▶ _SOURCE MATERIAL_
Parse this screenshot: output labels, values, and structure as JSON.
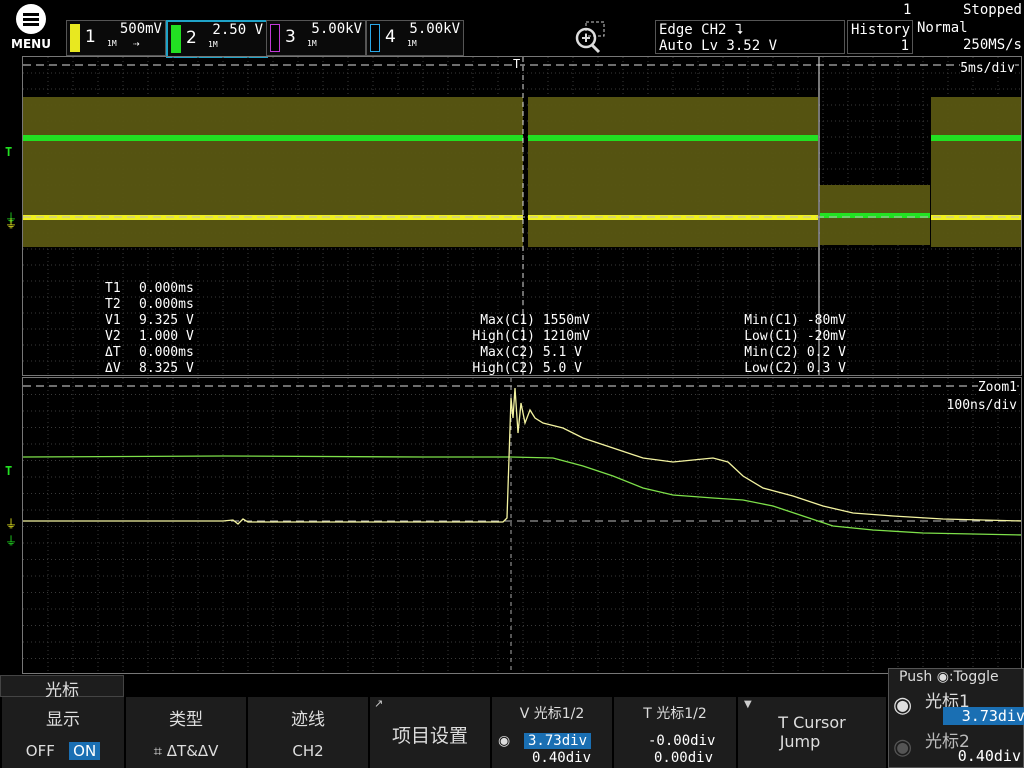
{
  "header": {
    "menu_label": "MENU",
    "channels": [
      {
        "num": "1",
        "scale": "500mV",
        "coupling": "1M",
        "color": "#e8e820",
        "active": false
      },
      {
        "num": "2",
        "scale": "2.50 V",
        "coupling": "1M",
        "color": "#22e022",
        "active": true
      },
      {
        "num": "3",
        "scale": "5.00kV",
        "coupling": "1M",
        "color": "#c23ad8",
        "active": false
      },
      {
        "num": "4",
        "scale": "5.00kV",
        "coupling": "1M",
        "color": "#2aa8e8",
        "active": false
      }
    ],
    "trigger": {
      "line1": "Edge CH2 ⮧",
      "line2": "Auto Lv 3.52 V"
    },
    "history": {
      "label": "History",
      "value": "1"
    },
    "status": {
      "count": "1",
      "state": "Stopped",
      "mode": "Normal",
      "rate": "250MS/s"
    }
  },
  "main_view": {
    "timebase": "5ms/div",
    "trigger_marker": "T"
  },
  "zoom_view": {
    "label": "Zoom1",
    "timebase": "100ns/div"
  },
  "cursor_readout": [
    {
      "label": "T1",
      "value": "0.000ms"
    },
    {
      "label": "T2",
      "value": "0.000ms"
    },
    {
      "label": "V1",
      "value": "9.325 V"
    },
    {
      "label": "V2",
      "value": "1.000 V"
    },
    {
      "label": "ΔT",
      "value": "0.000ms"
    },
    {
      "label": "ΔV",
      "value": "8.325 V"
    }
  ],
  "measurements_left": [
    {
      "label": "Max(C1)",
      "value": "1550mV"
    },
    {
      "label": "High(C1)",
      "value": "1210mV"
    },
    {
      "label": "Max(C2)",
      "value": "5.1 V"
    },
    {
      "label": "High(C2)",
      "value": "5.0 V"
    }
  ],
  "measurements_right": [
    {
      "label": "Min(C1)",
      "value": "-80mV"
    },
    {
      "label": "Low(C1)",
      "value": "-20mV"
    },
    {
      "label": "Min(C2)",
      "value": "0.2 V"
    },
    {
      "label": "Low(C2)",
      "value": "0.3 V"
    }
  ],
  "bottom_menu": {
    "title": "光标",
    "display": {
      "label": "显示",
      "off": "OFF",
      "on": "ON"
    },
    "type": {
      "label": "类型",
      "value": "⌗ ΔT&ΔV"
    },
    "trace": {
      "label": "迹线",
      "value": "CH2"
    },
    "settings": {
      "label": "项目设置"
    },
    "v_cursor": {
      "label": "V 光标1/2",
      "v1": "3.73div",
      "v2": "0.40div"
    },
    "t_cursor": {
      "label": "T 光标1/2",
      "v1": "-0.00div",
      "v2": "0.00div"
    },
    "jump": {
      "label1": "T Cursor",
      "label2": "Jump"
    }
  },
  "knob_panel": {
    "title": "Push",
    "toggle": ":Toggle",
    "cursor1_label": "光标1",
    "cursor1_value": "3.73div",
    "cursor2_label": "光标2",
    "cursor2_value": "0.40div"
  }
}
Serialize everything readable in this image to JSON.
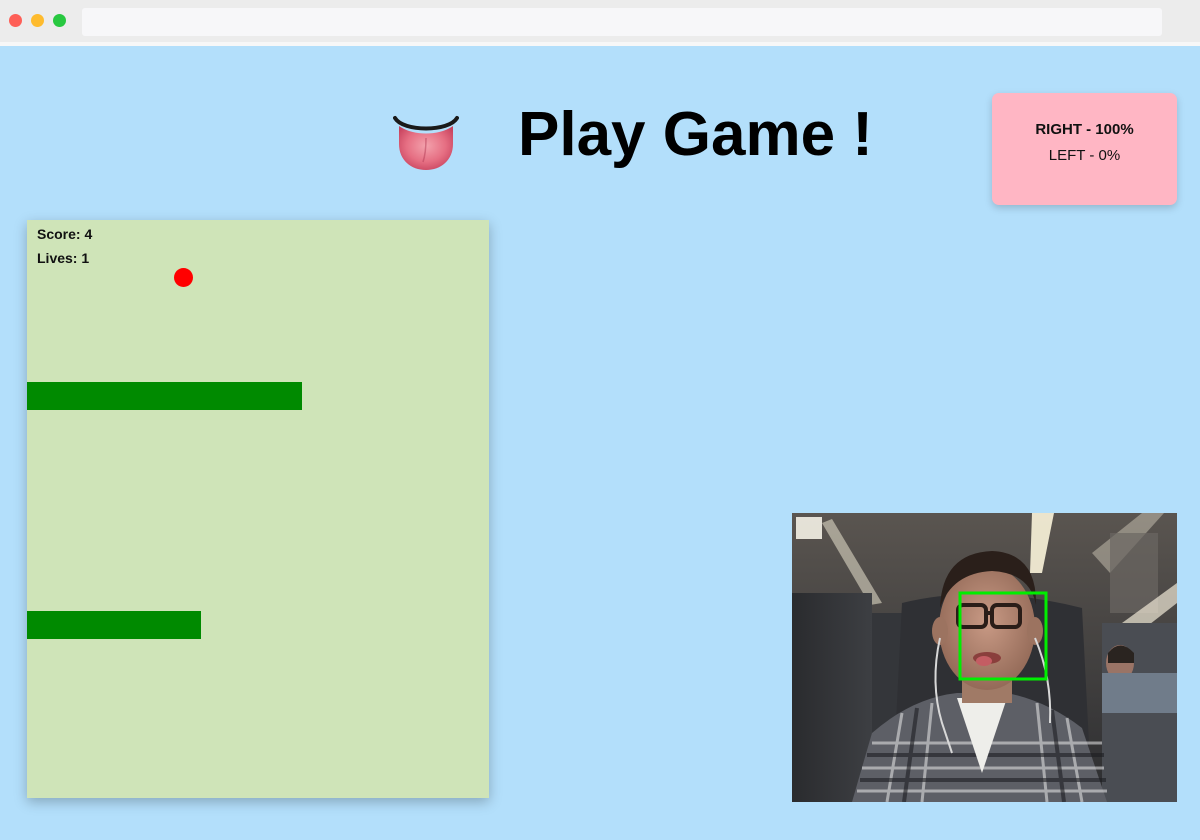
{
  "header": {
    "title": "Play Game !",
    "emoji_icon": "tongue-icon"
  },
  "direction": {
    "right_label": "RIGHT - 100%",
    "left_label": "LEFT - 0%"
  },
  "game": {
    "score_label": "Score: 4",
    "lives_label": "Lives: 1",
    "colors": {
      "board": "#cfe4b8",
      "paddle": "#008a00",
      "ball": "#ff0000"
    }
  },
  "webcam": {
    "face_box_color": "#00ee00"
  },
  "colors": {
    "background": "#b3dffb",
    "card": "#ffb6c4"
  }
}
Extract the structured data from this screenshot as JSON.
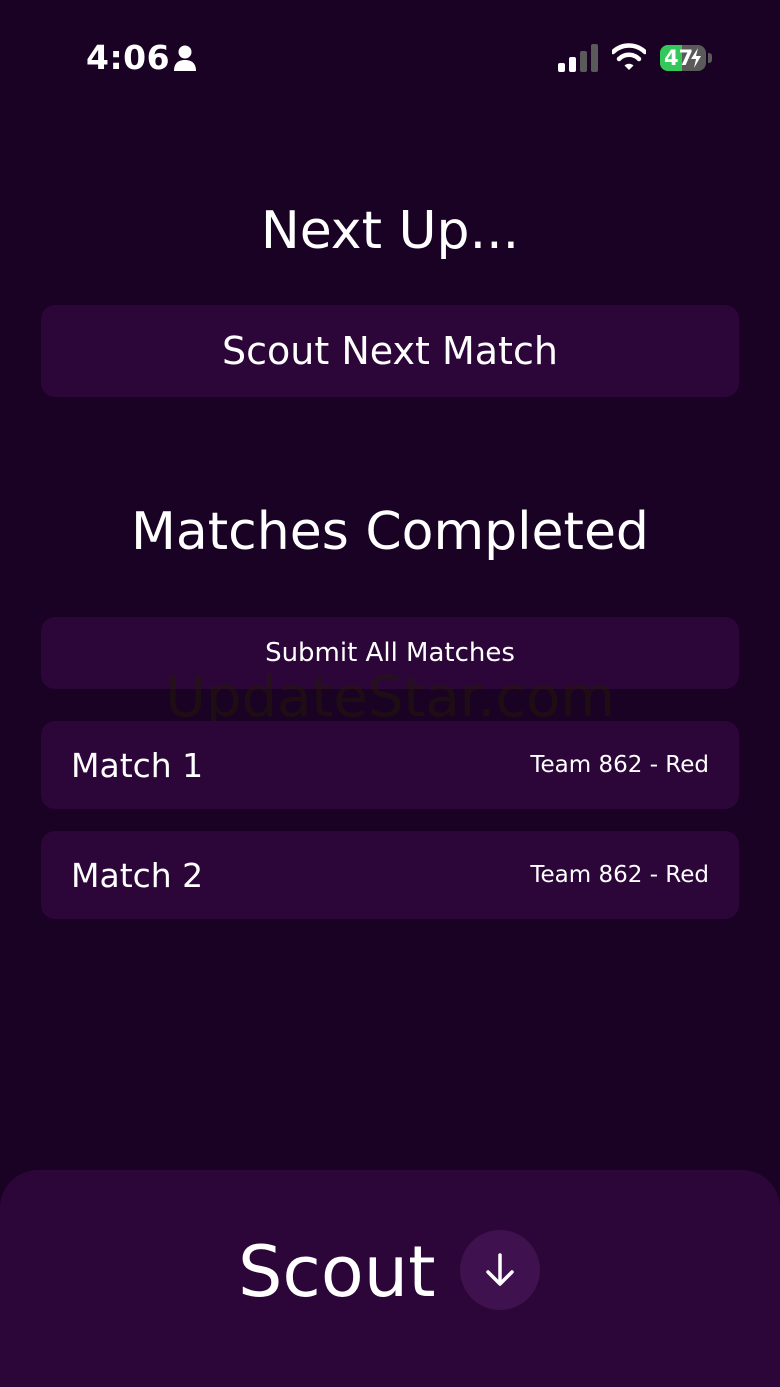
{
  "status_bar": {
    "time": "4:06",
    "battery_level": "47",
    "battery_fraction": 0.47,
    "battery_color": "#34c759",
    "signal_bars_active": 2,
    "signal_bars_total": 4
  },
  "next_up": {
    "heading": "Next Up...",
    "scout_next_label": "Scout Next Match"
  },
  "completed": {
    "heading": "Matches Completed",
    "submit_all_label": "Submit All Matches",
    "matches": [
      {
        "name": "Match 1",
        "team": "Team 862 - Red"
      },
      {
        "name": "Match 2",
        "team": "Team 862 - Red"
      }
    ]
  },
  "watermark": "UpdateStar.com",
  "bottom": {
    "label": "Scout",
    "toggle_icon": "arrow-down-icon"
  },
  "colors": {
    "background": "#1a0224",
    "panel": "#2d0639",
    "accent": "#40114f"
  }
}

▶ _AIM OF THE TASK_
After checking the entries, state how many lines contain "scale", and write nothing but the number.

▶ _YOUR SOLUTION_
4